Wherever the word "time" appears in a line of the records, copy that line.

Records provided ▸
Segment Open

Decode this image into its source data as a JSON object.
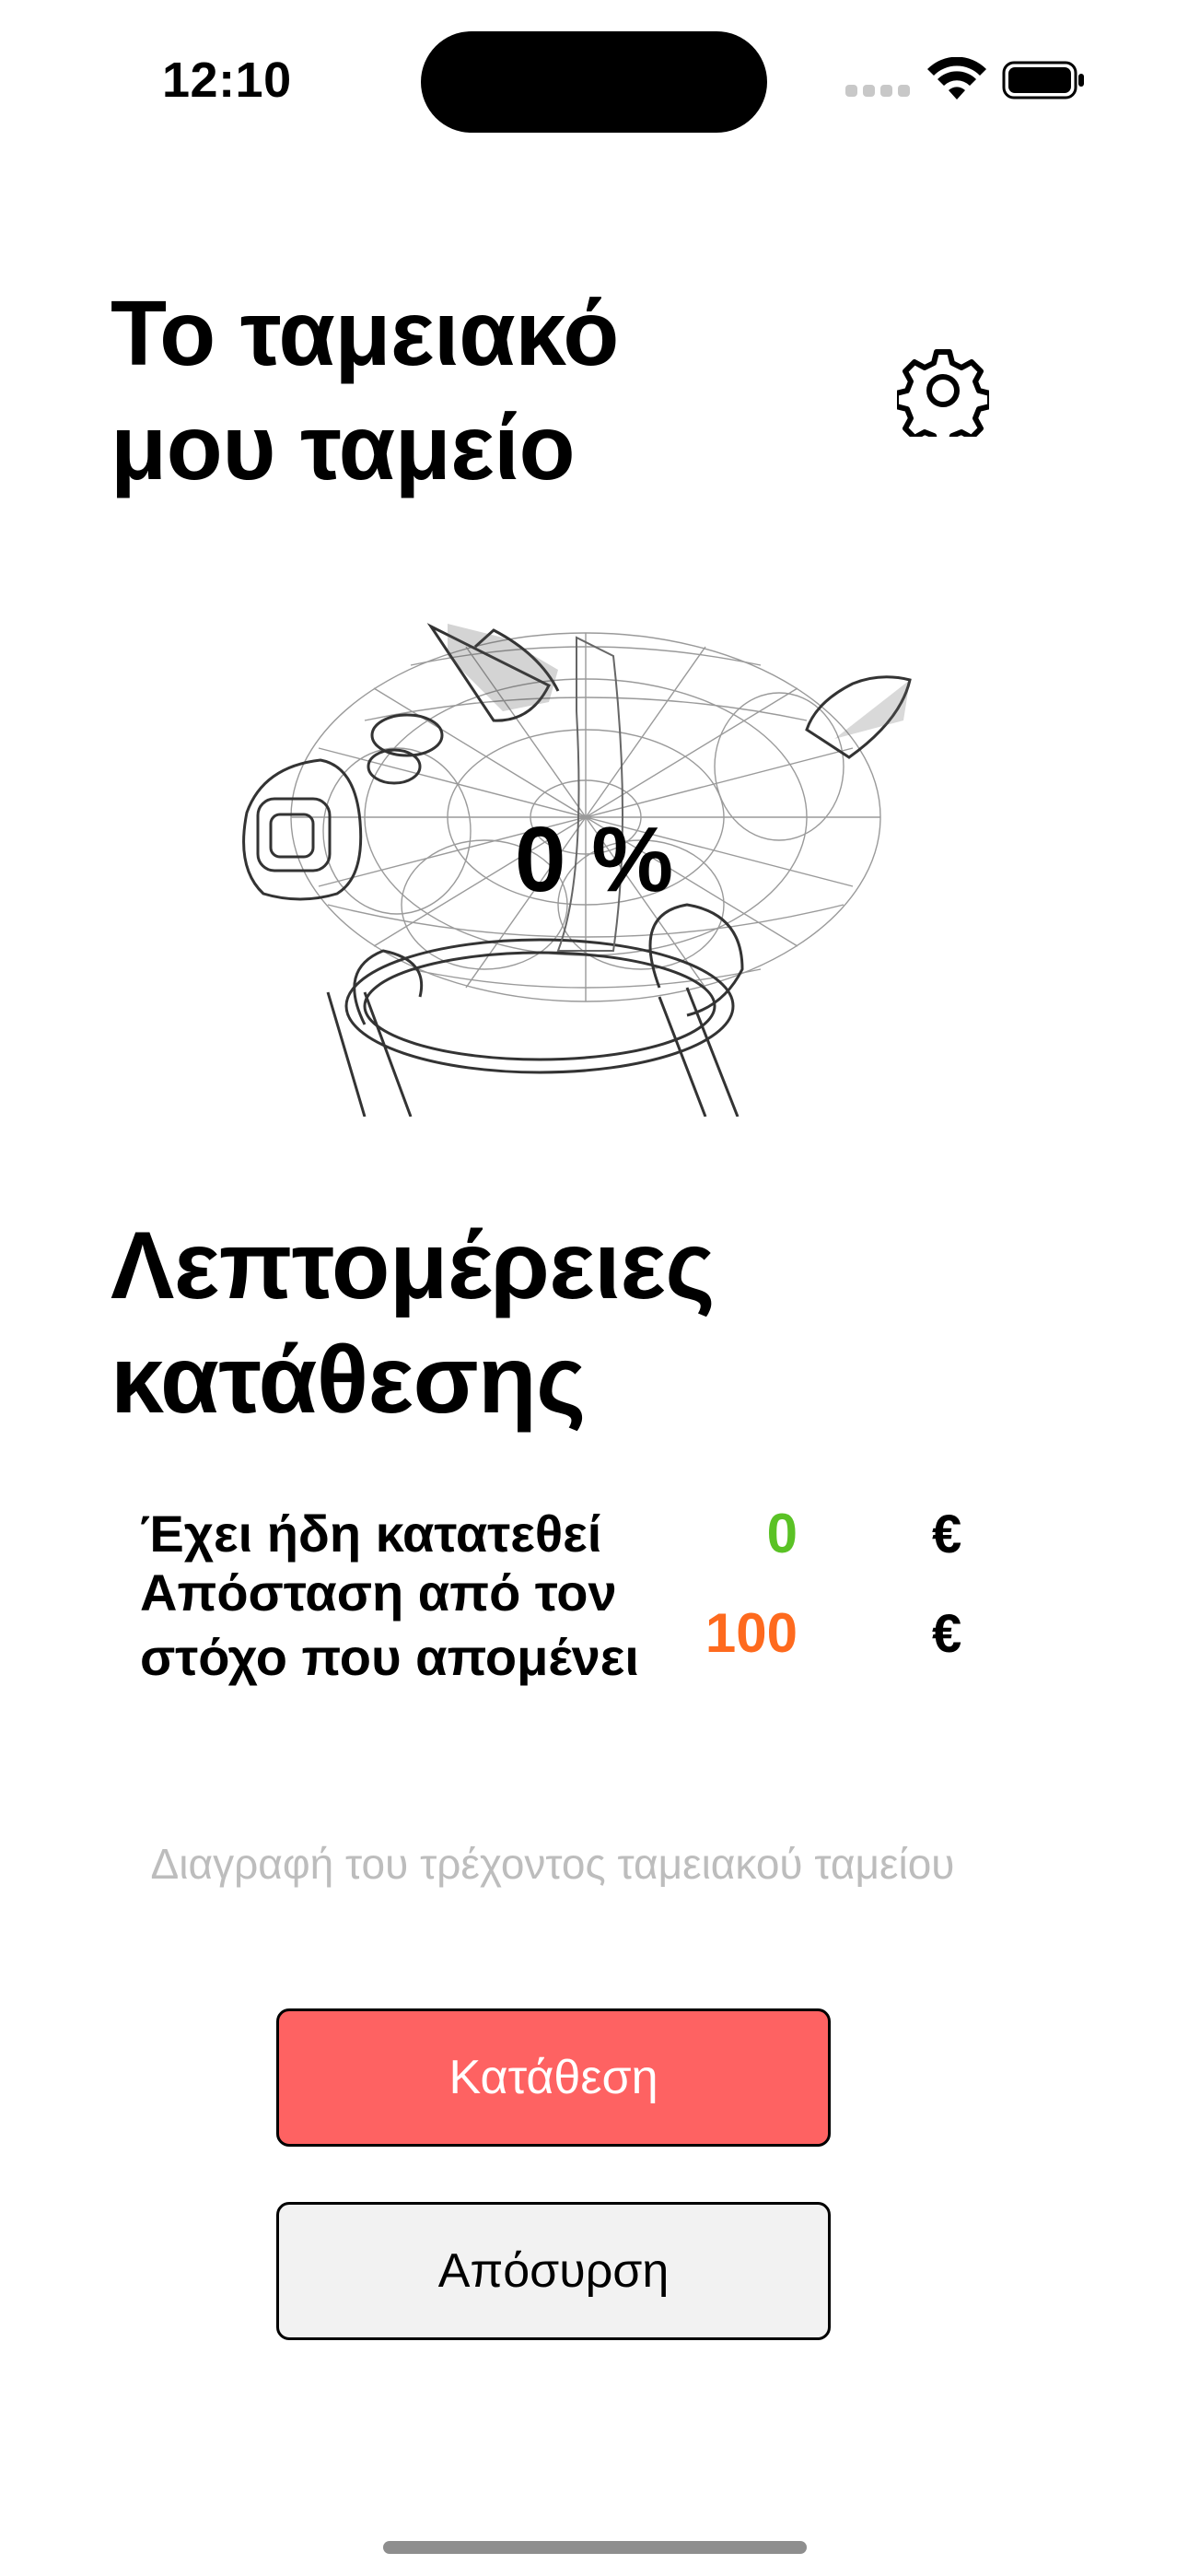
{
  "status_bar": {
    "time": "12:10"
  },
  "header": {
    "title_line1": "Το ταμειακό",
    "title_line2": "μου ταμείο",
    "settings_icon": "gear-icon"
  },
  "piggy": {
    "progress_text": "0 %",
    "progress_fraction": 0
  },
  "details": {
    "title_line1": "Λεπτομέρειες",
    "title_line2": "κατάθεσης",
    "rows": [
      {
        "label_line1": "Έχει ήδη κατατεθεί",
        "value": "0",
        "currency": "€",
        "color": "#5ac225"
      },
      {
        "label_line1": "Απόσταση από τον",
        "label_line2": "στόχο που απομένει",
        "value": "100",
        "currency": "€",
        "color": "#fe6a1e"
      }
    ]
  },
  "actions": {
    "delete_label": "Διαγραφή του τρέχοντος ταμειακού ταμείου",
    "deposit_label": "Κατάθεση",
    "withdraw_label": "Απόσυρση"
  },
  "colors": {
    "deposit_bg": "#fe6262",
    "withdraw_bg": "#f2f2f2",
    "muted_text": "#bdbdbd"
  }
}
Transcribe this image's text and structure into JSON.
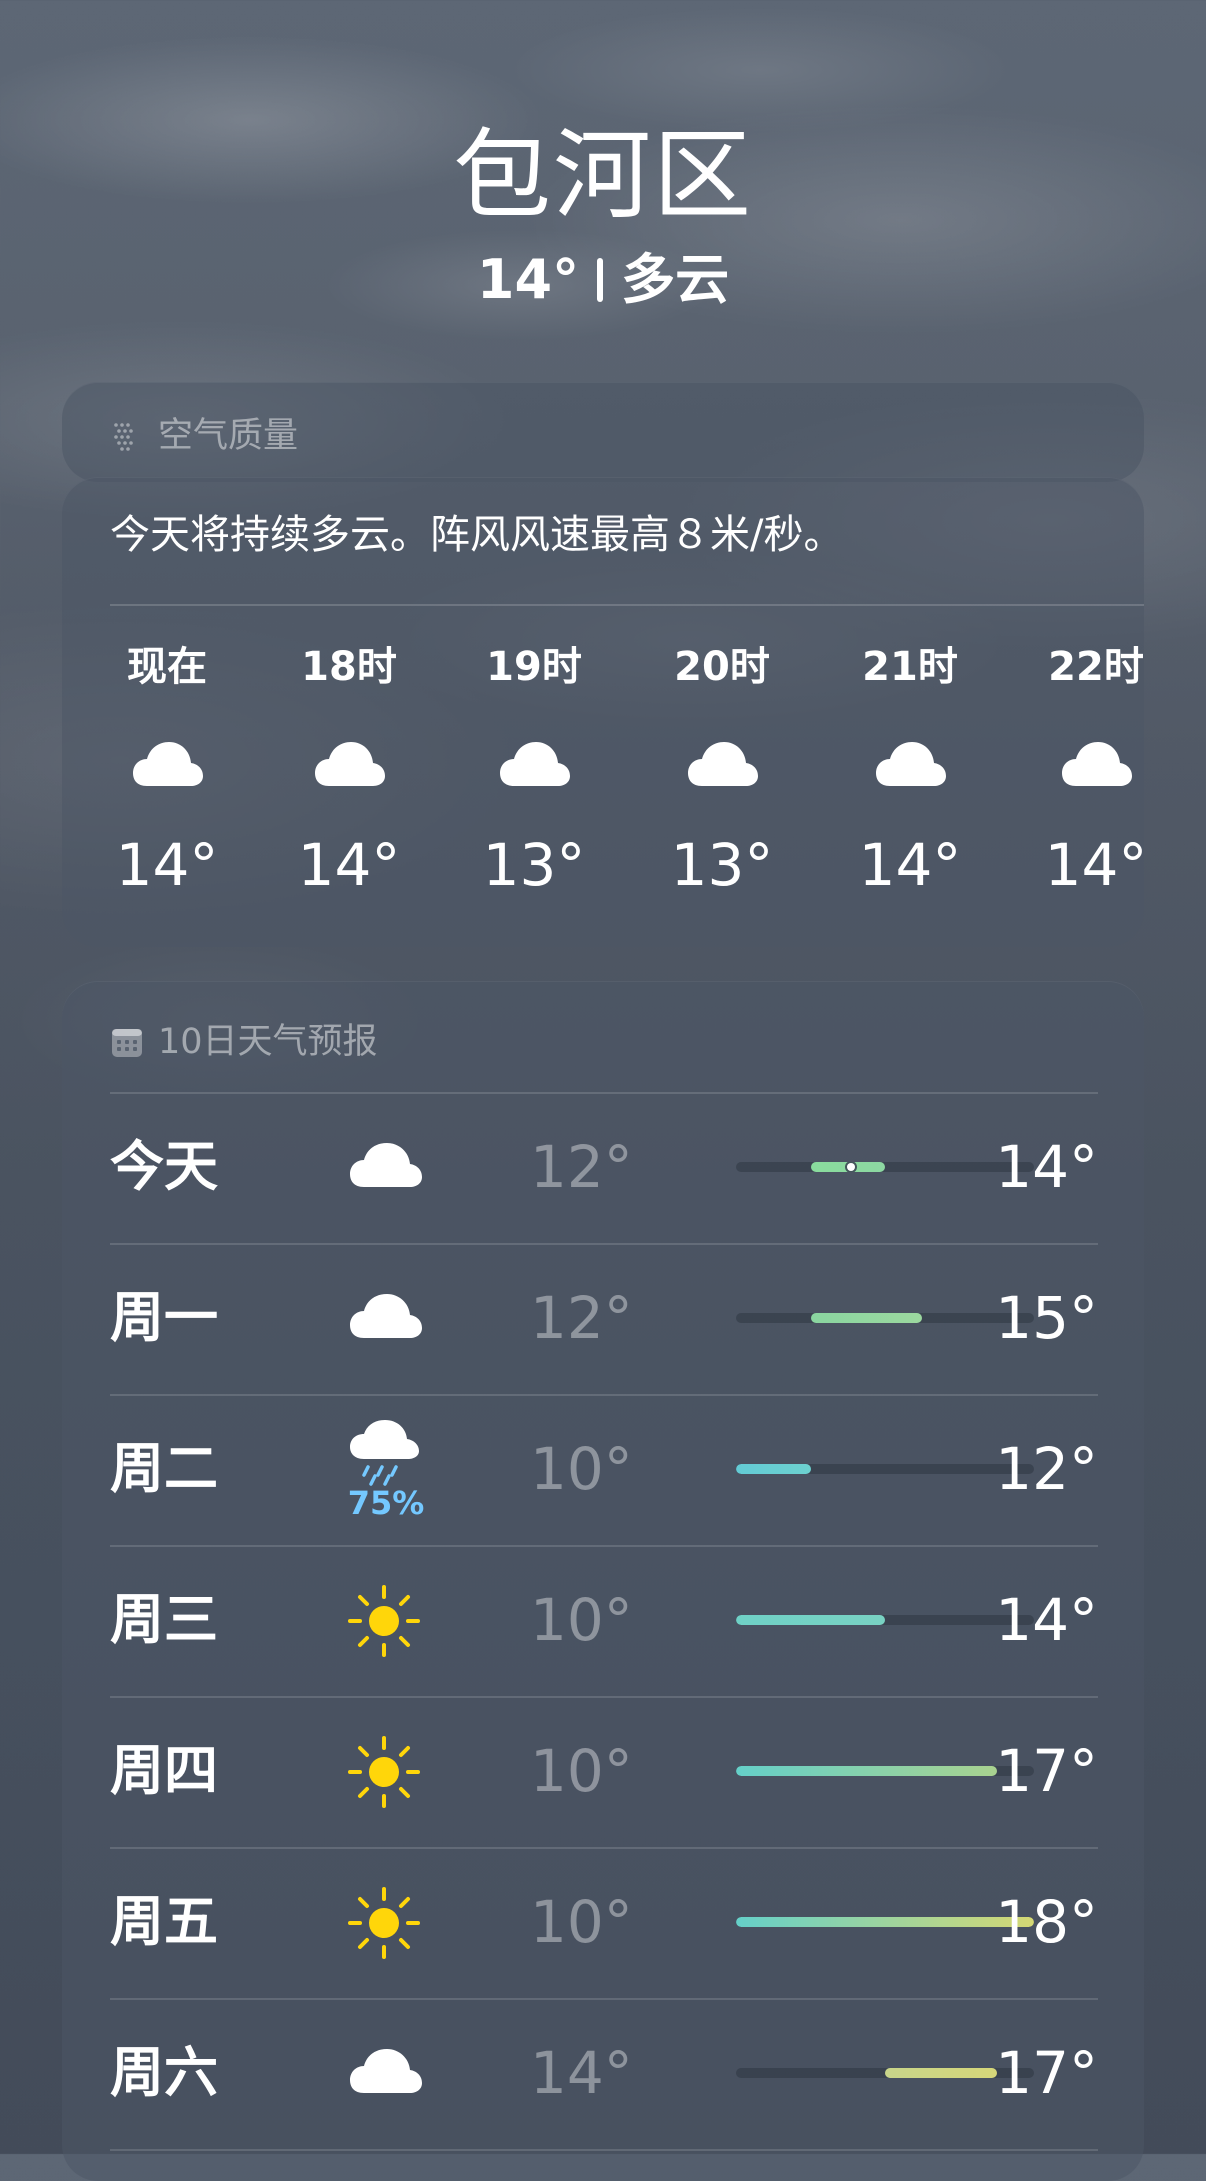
{
  "header": {
    "city": "包河区",
    "current_temp": "14°",
    "condition": "多云"
  },
  "air_quality": {
    "label": "空气质量",
    "icon": "air-quality-icon"
  },
  "hourly": {
    "summary": "今天将持续多云。阵风风速最高８米/秒。",
    "items": [
      {
        "time": "现在",
        "icon": "cloud-icon",
        "temp": "14°"
      },
      {
        "time": "18时",
        "icon": "cloud-icon",
        "temp": "14°"
      },
      {
        "time": "19时",
        "icon": "cloud-icon",
        "temp": "13°"
      },
      {
        "time": "20时",
        "icon": "cloud-icon",
        "temp": "13°"
      },
      {
        "time": "21时",
        "icon": "cloud-icon",
        "temp": "14°"
      },
      {
        "time": "22时",
        "icon": "cloud-icon",
        "temp": "14°"
      }
    ]
  },
  "daily": {
    "title": "10日天气预报",
    "icon": "calendar-icon",
    "range_scale": {
      "min": 10,
      "max": 18
    },
    "days": [
      {
        "day": "今天",
        "icon": "cloud-icon",
        "low": "12°",
        "high": "14°",
        "low_value": 12,
        "high_value": 14,
        "current_value": 13.1,
        "color_start": "#89dc9d",
        "color_end": "#8dd8a2"
      },
      {
        "day": "周一",
        "icon": "cloud-icon",
        "low": "12°",
        "high": "15°",
        "low_value": 12,
        "high_value": 15,
        "color_start": "#8ad6a0",
        "color_end": "#9cd89f"
      },
      {
        "day": "周二",
        "icon": "rain-cloud-icon",
        "precipitation": "75%",
        "low": "10°",
        "high": "12°",
        "low_value": 10,
        "high_value": 12,
        "color_start": "#63cbd5",
        "color_end": "#6dd1cf"
      },
      {
        "day": "周三",
        "icon": "sun-icon",
        "low": "10°",
        "high": "14°",
        "low_value": 10,
        "high_value": 14,
        "color_start": "#6fd1c6",
        "color_end": "#79d2c3"
      },
      {
        "day": "周四",
        "icon": "sun-icon",
        "low": "10°",
        "high": "17°",
        "low_value": 10,
        "high_value": 17,
        "color_start": "#65d0c9",
        "color_end": "#a9d28f"
      },
      {
        "day": "周五",
        "icon": "sun-icon",
        "low": "10°",
        "high": "18°",
        "low_value": 10,
        "high_value": 18,
        "color_start": "#65d0c9",
        "color_end": "#d5d874"
      },
      {
        "day": "周六",
        "icon": "cloud-icon",
        "low": "14°",
        "high": "17°",
        "low_value": 14,
        "high_value": 17,
        "color_start": "#c8d58a",
        "color_end": "#d6d779"
      }
    ]
  }
}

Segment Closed

Result below ▸
    "time": "12:10"
        "time": "现在",
        "time": "18时",
        "time": "19时",
        "time": "20时",
        "time": "21时",
        "time": "22时",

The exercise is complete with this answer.